The traditional menu curated by Chef Mohamed Kassem and Chef Abdelkarim Kurdi is extensive and replete with diverse and delish flavours. We started with the Alexandria soup, sharp and comforting. This seafood soup, in tomato base, comes with the goodness of shrimp, squid, red snapper and lobster. One can further spruce it up with Arabic croutons or tiny, thin flakes of dough and lemon for a wholesome experience. 

Then there was a series of impressive salads, beetroot and the baladi, the latter made with fresh and crunchy iceberg lettuce, cucumber, tomato and mint, parsley and olive oil that outshines the former. Then came the meats, starting with Sujuk Iskandrani, the spicy, fermented Egyptian sausage tossed up with onion, garlic, tomato and chillies. The next dish, Kebda Djaj, consisted of chicken liver tossed in the similar combination of spices, both making for a delightful starter.  

We kick-started our mains with Hawashi Lahm, a baked Egyptian savoury pastry made with thin pieces of Pita stuffed with minced lamb, parsley, nutmeg, tomato and onion. Easily one of the highlights of the day. The filling is perfectly creamy and savoury complemented aptly by the freshly baked pita. If your meaty cravings desire more then you must try Nus Frakh Mashwie. On a sizzling hot plate, half-grilled chicken and lamb kebabs create magic.  

Next, we tried our hands on Samak Singary or baked fish fillet, finished with a toss-up of garlic, onion, coriander and capsicum. The tender fish goes well with Saiadia rice, seasoned with tomatoes, salt, pepper and cumin. The flavour is soothingly familiar and the dish much recommended. Here’s the recipe for the same. See, if you can make this epic fish-rice dish at home.  

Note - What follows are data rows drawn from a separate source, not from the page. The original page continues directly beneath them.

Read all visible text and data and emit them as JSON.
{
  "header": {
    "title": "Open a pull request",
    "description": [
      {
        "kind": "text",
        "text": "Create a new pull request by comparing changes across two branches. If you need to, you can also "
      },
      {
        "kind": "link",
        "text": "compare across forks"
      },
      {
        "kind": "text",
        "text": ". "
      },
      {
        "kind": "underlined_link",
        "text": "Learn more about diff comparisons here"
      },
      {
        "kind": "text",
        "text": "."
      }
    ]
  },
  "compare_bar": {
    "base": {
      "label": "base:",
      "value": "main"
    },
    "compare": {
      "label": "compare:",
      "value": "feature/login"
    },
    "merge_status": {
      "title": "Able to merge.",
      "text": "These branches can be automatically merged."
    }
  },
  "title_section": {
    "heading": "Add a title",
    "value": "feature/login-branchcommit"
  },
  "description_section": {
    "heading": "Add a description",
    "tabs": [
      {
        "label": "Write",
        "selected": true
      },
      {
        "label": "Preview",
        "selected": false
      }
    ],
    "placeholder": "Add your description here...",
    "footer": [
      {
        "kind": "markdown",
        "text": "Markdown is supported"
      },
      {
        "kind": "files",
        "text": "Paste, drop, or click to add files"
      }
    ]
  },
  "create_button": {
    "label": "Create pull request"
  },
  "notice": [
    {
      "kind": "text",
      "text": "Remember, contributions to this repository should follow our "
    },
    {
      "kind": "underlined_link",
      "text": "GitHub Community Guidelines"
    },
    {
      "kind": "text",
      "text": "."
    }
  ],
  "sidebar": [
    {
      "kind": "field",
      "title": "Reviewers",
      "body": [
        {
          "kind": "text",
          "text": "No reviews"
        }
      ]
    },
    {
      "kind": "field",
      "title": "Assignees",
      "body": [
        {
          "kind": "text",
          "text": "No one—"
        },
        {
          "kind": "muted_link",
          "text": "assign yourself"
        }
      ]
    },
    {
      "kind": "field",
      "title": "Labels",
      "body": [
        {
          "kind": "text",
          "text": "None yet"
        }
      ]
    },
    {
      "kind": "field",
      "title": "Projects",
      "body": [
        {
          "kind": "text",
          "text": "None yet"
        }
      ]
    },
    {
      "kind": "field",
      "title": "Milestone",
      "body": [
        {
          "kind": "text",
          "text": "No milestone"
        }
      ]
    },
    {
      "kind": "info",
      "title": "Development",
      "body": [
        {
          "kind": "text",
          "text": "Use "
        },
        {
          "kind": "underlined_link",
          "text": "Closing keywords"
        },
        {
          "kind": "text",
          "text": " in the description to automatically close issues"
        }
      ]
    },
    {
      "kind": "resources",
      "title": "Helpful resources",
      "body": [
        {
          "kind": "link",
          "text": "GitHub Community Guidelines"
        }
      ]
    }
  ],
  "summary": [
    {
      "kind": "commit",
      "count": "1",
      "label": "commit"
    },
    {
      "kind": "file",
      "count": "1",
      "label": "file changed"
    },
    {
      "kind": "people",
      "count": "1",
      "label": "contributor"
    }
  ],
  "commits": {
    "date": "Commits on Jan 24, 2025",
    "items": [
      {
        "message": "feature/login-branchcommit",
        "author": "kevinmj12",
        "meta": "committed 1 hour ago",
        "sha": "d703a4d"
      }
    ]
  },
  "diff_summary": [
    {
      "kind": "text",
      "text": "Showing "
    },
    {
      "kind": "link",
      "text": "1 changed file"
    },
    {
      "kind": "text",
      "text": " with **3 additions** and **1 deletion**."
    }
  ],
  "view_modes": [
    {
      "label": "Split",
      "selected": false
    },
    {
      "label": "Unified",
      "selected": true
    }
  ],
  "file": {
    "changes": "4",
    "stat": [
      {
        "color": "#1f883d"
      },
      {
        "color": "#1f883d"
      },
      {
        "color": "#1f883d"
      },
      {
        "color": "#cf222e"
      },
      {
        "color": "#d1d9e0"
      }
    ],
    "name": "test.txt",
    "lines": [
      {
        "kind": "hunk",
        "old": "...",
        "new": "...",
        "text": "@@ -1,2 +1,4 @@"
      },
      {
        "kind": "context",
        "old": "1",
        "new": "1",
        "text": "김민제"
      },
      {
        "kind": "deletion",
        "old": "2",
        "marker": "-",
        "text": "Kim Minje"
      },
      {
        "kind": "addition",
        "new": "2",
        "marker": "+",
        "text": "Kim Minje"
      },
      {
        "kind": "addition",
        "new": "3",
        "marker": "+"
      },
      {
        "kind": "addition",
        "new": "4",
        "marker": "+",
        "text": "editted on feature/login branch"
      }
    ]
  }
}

  • 180 gms sole fish
  • 50 gms rice
  • 40 gms butter
  • 10 gms shrimp
  • 10 gms squid
  • 25 gms onion
  • 50 gms tomato peeled
  • 20 gms garlic chopped  
  • 10 gms tomato paste
  • 15 gms coriander leaves
  • 20 gms lemon
  • 5 gms cumin powder
  • 15 gms coriander powder


  • Heat the pan and sear the fish.
  • Place it on a tray and bake it with onion, coriander tomato and cumin.
  • Sauteed the shrimp and calamari, add coriander, cumin and rice.
  • Cover it with fish stock and cook it on low heat.

For the sauce:

  • Heat the pan and saute the garlic till it turns golden.
  • Add coriander powder, white onion.
  • Mix tomato paste and tomato peel and add it in the pan and cook on low heat till it gets done.